Work item - Without carrying over a single picture, write out the records below exactly.

(App and web page records)
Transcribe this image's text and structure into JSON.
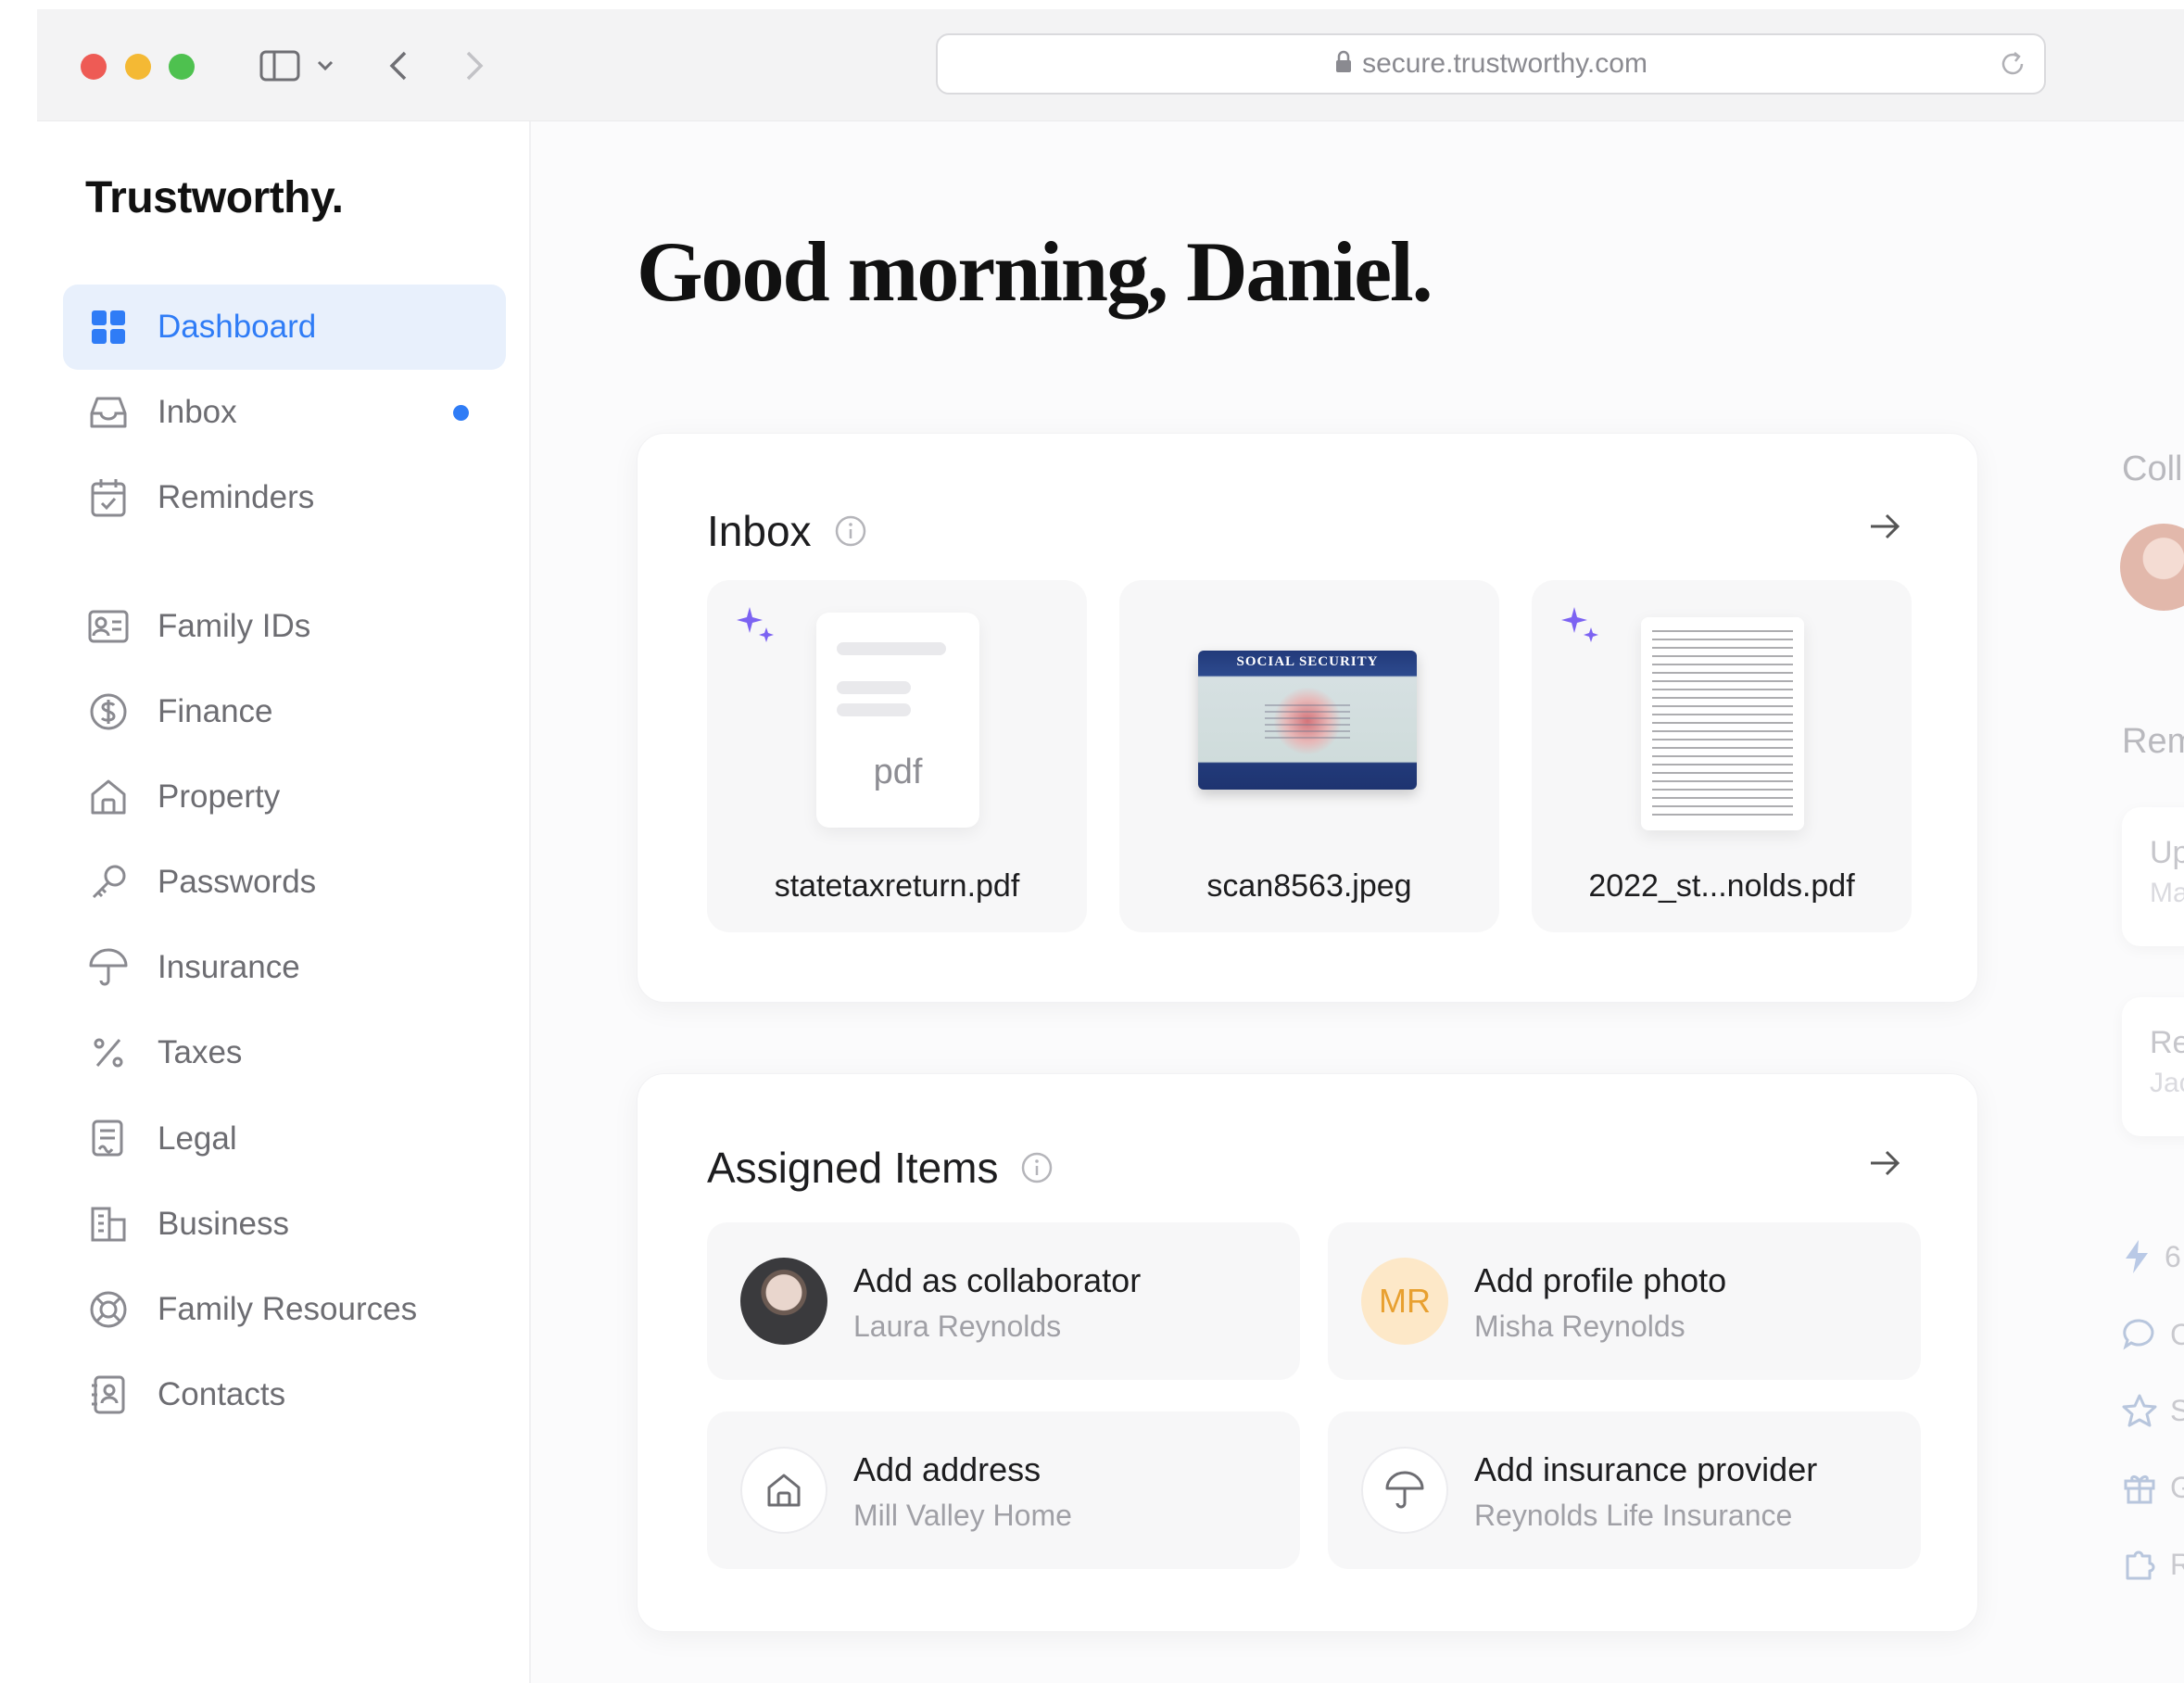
{
  "browser": {
    "url": "secure.trustworthy.com"
  },
  "sidebar": {
    "brand": "Trustworthy.",
    "items": [
      {
        "label": "Dashboard",
        "icon": "grid-icon",
        "active": true
      },
      {
        "label": "Inbox",
        "icon": "inbox-icon",
        "unread": true
      },
      {
        "label": "Reminders",
        "icon": "calendar-icon"
      },
      {
        "label": "Family IDs",
        "icon": "id-card-icon"
      },
      {
        "label": "Finance",
        "icon": "dollar-circle-icon"
      },
      {
        "label": "Property",
        "icon": "house-icon"
      },
      {
        "label": "Passwords",
        "icon": "key-icon"
      },
      {
        "label": "Insurance",
        "icon": "umbrella-icon"
      },
      {
        "label": "Taxes",
        "icon": "percent-icon"
      },
      {
        "label": "Legal",
        "icon": "document-signature-icon"
      },
      {
        "label": "Business",
        "icon": "building-icon"
      },
      {
        "label": "Family Resources",
        "icon": "lifebuoy-icon"
      },
      {
        "label": "Contacts",
        "icon": "contact-book-icon"
      }
    ]
  },
  "main": {
    "greeting": "Good morning, Daniel.",
    "inbox": {
      "title": "Inbox",
      "files": [
        {
          "name": "statetaxreturn.pdf",
          "thumb_text": "pdf",
          "ai_sparkle": true
        },
        {
          "name": "scan8563.jpeg",
          "thumb_text": "SOCIAL SECURITY",
          "ai_sparkle": false
        },
        {
          "name": "2022_st...nolds.pdf",
          "ai_sparkle": true
        }
      ]
    },
    "assigned": {
      "title": "Assigned Items",
      "items": [
        {
          "title": "Add as collaborator",
          "subtitle": "Laura Reynolds",
          "avatar": "photo"
        },
        {
          "title": "Add profile photo",
          "subtitle": "Misha Reynolds",
          "avatar": "initials",
          "initials": "MR"
        },
        {
          "title": "Add address",
          "subtitle": "Mill Valley Home",
          "avatar": "house-icon"
        },
        {
          "title": "Add insurance provider",
          "subtitle": "Reynolds Life Insurance",
          "avatar": "umbrella-icon"
        }
      ]
    }
  },
  "right_panel": {
    "collab_heading": "Colla",
    "remind_heading": "Remi",
    "card1_title": "Up",
    "card1_sub": "Ma",
    "card2_title": "Rei",
    "card2_sub": "Jac",
    "stat": "6",
    "links": [
      "C",
      "S",
      "G",
      "R"
    ]
  },
  "colors": {
    "accent": "#2f7cf6",
    "sparkle": "#7c63f2",
    "initials_bg": "#fde8c8",
    "initials_fg": "#e8a030"
  }
}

Expected answer -
Transcribe this image's text and structure into JSON.
{
  "browser": {
    "url": "secure.trustworthy.com"
  },
  "sidebar": {
    "brand": "Trustworthy.",
    "items": [
      {
        "label": "Dashboard",
        "icon": "grid-icon",
        "active": true
      },
      {
        "label": "Inbox",
        "icon": "inbox-icon",
        "unread": true
      },
      {
        "label": "Reminders",
        "icon": "calendar-icon"
      },
      {
        "label": "Family IDs",
        "icon": "id-card-icon"
      },
      {
        "label": "Finance",
        "icon": "dollar-circle-icon"
      },
      {
        "label": "Property",
        "icon": "house-icon"
      },
      {
        "label": "Passwords",
        "icon": "key-icon"
      },
      {
        "label": "Insurance",
        "icon": "umbrella-icon"
      },
      {
        "label": "Taxes",
        "icon": "percent-icon"
      },
      {
        "label": "Legal",
        "icon": "document-signature-icon"
      },
      {
        "label": "Business",
        "icon": "building-icon"
      },
      {
        "label": "Family Resources",
        "icon": "lifebuoy-icon"
      },
      {
        "label": "Contacts",
        "icon": "contact-book-icon"
      }
    ]
  },
  "main": {
    "greeting": "Good morning, Daniel.",
    "inbox": {
      "title": "Inbox",
      "files": [
        {
          "name": "statetaxreturn.pdf",
          "thumb_text": "pdf",
          "ai_sparkle": true
        },
        {
          "name": "scan8563.jpeg",
          "thumb_text": "SOCIAL SECURITY",
          "ai_sparkle": false
        },
        {
          "name": "2022_st...nolds.pdf",
          "ai_sparkle": true
        }
      ]
    },
    "assigned": {
      "title": "Assigned Items",
      "items": [
        {
          "title": "Add as collaborator",
          "subtitle": "Laura Reynolds",
          "avatar": "photo"
        },
        {
          "title": "Add profile photo",
          "subtitle": "Misha Reynolds",
          "avatar": "initials",
          "initials": "MR"
        },
        {
          "title": "Add address",
          "subtitle": "Mill Valley Home",
          "avatar": "house-icon"
        },
        {
          "title": "Add insurance provider",
          "subtitle": "Reynolds Life Insurance",
          "avatar": "umbrella-icon"
        }
      ]
    }
  },
  "right_panel": {
    "collab_heading": "Colla",
    "remind_heading": "Remi",
    "card1_title": "Up",
    "card1_sub": "Ma",
    "card2_title": "Rei",
    "card2_sub": "Jac",
    "stat": "6",
    "links": [
      "C",
      "S",
      "G",
      "R"
    ]
  },
  "colors": {
    "accent": "#2f7cf6",
    "sparkle": "#7c63f2",
    "initials_bg": "#fde8c8",
    "initials_fg": "#e8a030"
  }
}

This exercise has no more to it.